++++ SUPPLIED RECORDS

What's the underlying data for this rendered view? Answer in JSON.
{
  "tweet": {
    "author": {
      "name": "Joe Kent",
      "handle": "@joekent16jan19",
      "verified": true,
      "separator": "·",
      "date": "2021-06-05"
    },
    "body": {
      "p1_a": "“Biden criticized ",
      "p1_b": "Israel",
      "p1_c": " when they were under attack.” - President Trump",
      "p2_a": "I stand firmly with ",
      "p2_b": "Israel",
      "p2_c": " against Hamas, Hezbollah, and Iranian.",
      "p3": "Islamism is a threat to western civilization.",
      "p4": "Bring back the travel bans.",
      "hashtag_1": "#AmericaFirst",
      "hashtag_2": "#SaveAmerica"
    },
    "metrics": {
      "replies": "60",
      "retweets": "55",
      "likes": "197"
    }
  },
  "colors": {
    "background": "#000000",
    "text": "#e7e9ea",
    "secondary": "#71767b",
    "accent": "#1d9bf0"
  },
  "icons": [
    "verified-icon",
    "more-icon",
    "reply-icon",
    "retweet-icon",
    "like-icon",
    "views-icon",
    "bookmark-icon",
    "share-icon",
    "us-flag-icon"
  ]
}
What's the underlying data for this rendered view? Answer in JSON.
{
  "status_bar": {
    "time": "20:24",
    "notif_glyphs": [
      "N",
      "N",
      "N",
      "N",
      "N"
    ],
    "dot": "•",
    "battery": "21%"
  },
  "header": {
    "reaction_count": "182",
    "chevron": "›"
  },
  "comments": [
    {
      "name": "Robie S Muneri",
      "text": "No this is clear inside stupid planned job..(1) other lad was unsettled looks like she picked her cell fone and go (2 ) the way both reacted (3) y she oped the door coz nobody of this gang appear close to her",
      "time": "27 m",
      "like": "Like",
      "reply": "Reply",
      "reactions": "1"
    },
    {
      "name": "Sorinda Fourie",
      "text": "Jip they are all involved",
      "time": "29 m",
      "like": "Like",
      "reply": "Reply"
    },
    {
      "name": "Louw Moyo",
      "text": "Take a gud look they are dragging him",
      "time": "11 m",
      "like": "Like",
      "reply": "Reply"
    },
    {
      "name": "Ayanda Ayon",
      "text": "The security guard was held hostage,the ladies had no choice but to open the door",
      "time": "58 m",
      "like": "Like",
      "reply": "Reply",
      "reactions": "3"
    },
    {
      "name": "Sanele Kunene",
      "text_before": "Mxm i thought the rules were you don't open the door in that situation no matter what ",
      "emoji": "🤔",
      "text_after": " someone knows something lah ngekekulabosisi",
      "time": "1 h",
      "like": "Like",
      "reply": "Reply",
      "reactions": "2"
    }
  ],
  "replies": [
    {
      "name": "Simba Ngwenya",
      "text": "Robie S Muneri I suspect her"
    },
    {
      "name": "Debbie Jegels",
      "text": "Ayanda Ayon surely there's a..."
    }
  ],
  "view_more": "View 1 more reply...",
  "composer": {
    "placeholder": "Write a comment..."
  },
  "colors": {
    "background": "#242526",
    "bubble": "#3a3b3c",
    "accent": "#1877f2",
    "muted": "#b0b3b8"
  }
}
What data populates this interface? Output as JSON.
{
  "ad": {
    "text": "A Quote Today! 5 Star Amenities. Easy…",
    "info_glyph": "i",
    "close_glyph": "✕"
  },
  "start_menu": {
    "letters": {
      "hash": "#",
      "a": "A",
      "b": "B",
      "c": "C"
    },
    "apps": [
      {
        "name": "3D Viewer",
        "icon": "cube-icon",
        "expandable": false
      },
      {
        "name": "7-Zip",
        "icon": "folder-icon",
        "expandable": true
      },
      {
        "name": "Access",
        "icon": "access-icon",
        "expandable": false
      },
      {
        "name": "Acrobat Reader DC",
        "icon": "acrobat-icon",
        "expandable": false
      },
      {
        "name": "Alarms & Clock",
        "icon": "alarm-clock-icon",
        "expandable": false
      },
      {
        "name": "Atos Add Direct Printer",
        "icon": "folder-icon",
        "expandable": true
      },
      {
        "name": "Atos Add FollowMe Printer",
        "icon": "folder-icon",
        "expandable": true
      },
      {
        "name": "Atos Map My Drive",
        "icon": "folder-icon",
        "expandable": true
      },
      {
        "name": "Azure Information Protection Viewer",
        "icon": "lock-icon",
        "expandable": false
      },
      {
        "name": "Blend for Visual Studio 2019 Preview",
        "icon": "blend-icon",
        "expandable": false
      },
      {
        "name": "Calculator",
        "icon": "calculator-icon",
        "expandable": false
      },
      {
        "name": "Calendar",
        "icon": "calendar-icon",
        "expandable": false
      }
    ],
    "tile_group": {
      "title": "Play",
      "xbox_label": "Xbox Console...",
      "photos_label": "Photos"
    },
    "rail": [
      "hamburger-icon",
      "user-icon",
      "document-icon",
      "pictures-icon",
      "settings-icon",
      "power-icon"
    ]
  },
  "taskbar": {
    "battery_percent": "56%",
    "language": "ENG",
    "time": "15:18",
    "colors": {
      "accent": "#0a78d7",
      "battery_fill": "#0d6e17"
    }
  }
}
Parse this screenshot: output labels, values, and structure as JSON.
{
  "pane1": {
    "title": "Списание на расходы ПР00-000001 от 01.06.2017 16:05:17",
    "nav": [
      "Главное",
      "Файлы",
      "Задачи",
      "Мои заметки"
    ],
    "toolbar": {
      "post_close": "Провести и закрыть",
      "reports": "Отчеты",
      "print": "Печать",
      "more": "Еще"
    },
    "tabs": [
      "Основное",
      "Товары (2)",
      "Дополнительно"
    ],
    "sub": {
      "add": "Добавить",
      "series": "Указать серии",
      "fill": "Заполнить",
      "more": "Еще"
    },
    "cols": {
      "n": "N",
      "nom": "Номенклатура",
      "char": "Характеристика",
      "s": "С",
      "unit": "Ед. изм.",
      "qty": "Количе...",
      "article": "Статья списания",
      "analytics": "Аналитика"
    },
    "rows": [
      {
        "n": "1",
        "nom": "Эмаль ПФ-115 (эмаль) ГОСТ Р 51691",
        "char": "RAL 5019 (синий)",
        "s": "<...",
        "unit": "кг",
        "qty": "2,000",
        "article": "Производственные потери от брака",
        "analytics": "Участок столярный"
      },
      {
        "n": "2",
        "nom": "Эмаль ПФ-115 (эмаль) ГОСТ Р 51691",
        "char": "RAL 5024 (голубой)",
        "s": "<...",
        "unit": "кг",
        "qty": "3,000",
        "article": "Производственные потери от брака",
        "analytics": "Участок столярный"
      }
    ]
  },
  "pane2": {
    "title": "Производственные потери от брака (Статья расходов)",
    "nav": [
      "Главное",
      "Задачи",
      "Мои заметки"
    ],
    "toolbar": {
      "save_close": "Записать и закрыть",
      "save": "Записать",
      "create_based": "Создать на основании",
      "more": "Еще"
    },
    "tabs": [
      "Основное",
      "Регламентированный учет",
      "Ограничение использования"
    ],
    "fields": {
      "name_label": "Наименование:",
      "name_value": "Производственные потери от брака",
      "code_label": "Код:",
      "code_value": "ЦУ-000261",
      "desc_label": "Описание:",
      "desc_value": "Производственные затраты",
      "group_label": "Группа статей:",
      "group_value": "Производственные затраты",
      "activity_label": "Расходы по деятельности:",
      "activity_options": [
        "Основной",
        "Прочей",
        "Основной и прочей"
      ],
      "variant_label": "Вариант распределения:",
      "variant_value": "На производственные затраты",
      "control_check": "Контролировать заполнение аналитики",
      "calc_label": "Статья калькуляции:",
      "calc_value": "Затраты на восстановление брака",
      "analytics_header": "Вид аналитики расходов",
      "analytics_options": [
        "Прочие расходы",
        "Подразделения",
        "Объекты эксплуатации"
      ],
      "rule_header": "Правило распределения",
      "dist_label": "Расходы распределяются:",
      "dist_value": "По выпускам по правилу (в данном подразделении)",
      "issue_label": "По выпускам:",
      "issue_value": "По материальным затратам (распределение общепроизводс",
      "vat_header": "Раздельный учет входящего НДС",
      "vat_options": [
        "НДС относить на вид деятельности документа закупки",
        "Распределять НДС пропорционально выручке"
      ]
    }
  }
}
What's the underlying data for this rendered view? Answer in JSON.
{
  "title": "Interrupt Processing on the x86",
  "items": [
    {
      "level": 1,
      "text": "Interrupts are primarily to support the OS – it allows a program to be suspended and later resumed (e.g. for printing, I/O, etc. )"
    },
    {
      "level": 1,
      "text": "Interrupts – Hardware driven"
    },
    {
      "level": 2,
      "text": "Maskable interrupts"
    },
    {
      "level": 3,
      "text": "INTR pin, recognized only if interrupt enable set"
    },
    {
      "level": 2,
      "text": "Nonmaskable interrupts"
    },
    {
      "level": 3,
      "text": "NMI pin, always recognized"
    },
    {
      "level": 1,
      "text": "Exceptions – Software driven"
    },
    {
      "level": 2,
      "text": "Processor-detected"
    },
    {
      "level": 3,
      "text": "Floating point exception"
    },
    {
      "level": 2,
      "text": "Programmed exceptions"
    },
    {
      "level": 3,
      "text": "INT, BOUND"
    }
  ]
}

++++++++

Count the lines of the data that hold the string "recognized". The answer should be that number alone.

◆ **EXPECTED ANSWER**
2